After mixing, solution should be clear and used immediately.  Discard any unused portion and reorder kit.

Glucagon Kit How-To. Here are step-by-step directions for using the Glucagon Emergency Kit.  It is important that you and your family members or friends read these instructions carefully.

  1. Remove the flip-off seal from the bottle of glucagon. 
  2. Glucagon Kit How-To. Remove the needle protector from the syringe, and inject the entire contents of the syringe into the bottle of glucagon. 
  3. Remove the syringe and gently shake bottle until liquid is clear. 
  4. Using the same syringe, draw the glucagon into the syringe to the prescribed dose. 
  5. Glucagon Kit How-To. Insert the needle into your child's thigh and inject the entire contents of the syringe.

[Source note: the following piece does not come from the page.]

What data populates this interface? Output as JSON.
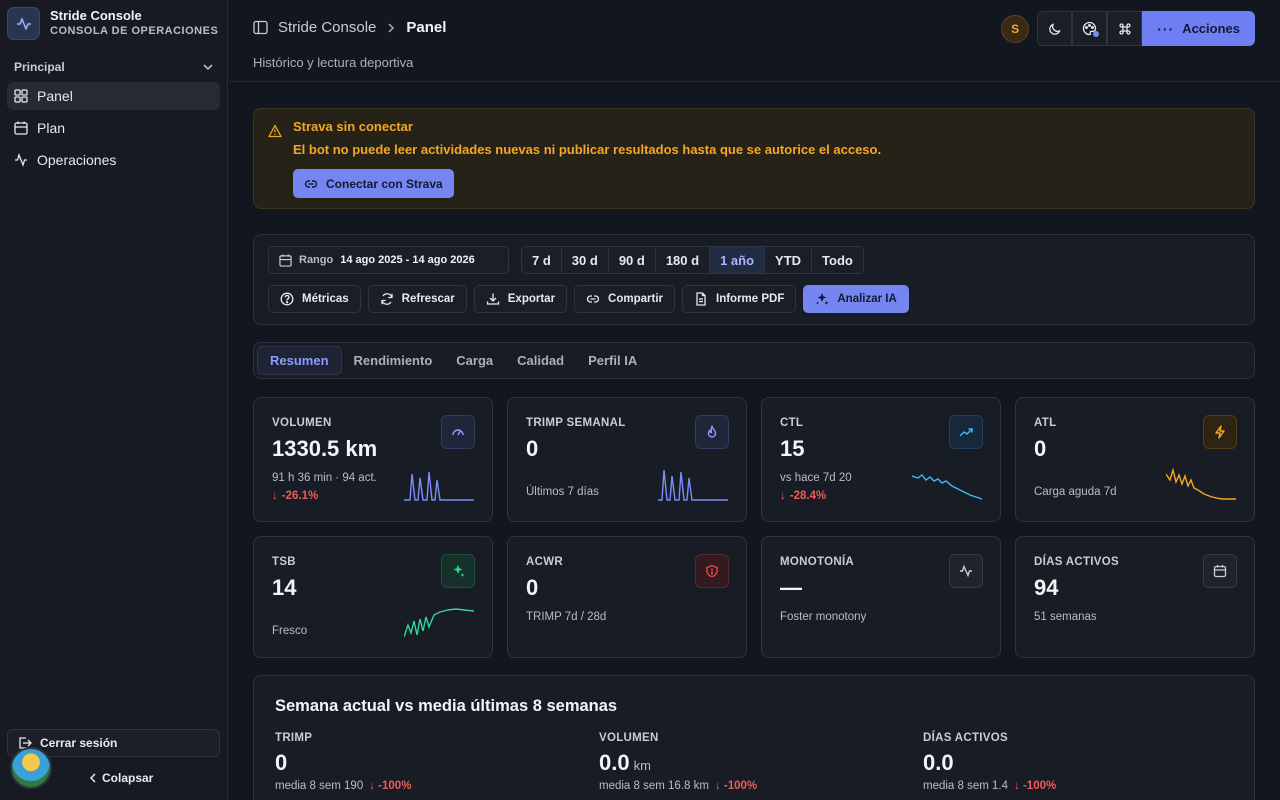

Withdraw the needle from the skin. Turn your child onto his or her side, in case of nausea and vomiting. 
  6. Call 911. 
  7. Glucagon Kit How-To. When the child awakens and can swallow, encourage the child to take small sips of a carbohydrate-containing fluid (fruit juice or regular soft drink).  If tolerated, follow with 15 grams of carbohydrate and a fat-containing food (such as cheese and crackers). 
  8. Notify your diabetes healthcare provider that your child had a severe low blood glucose before the next insulin dose.

Last Updated 04/2012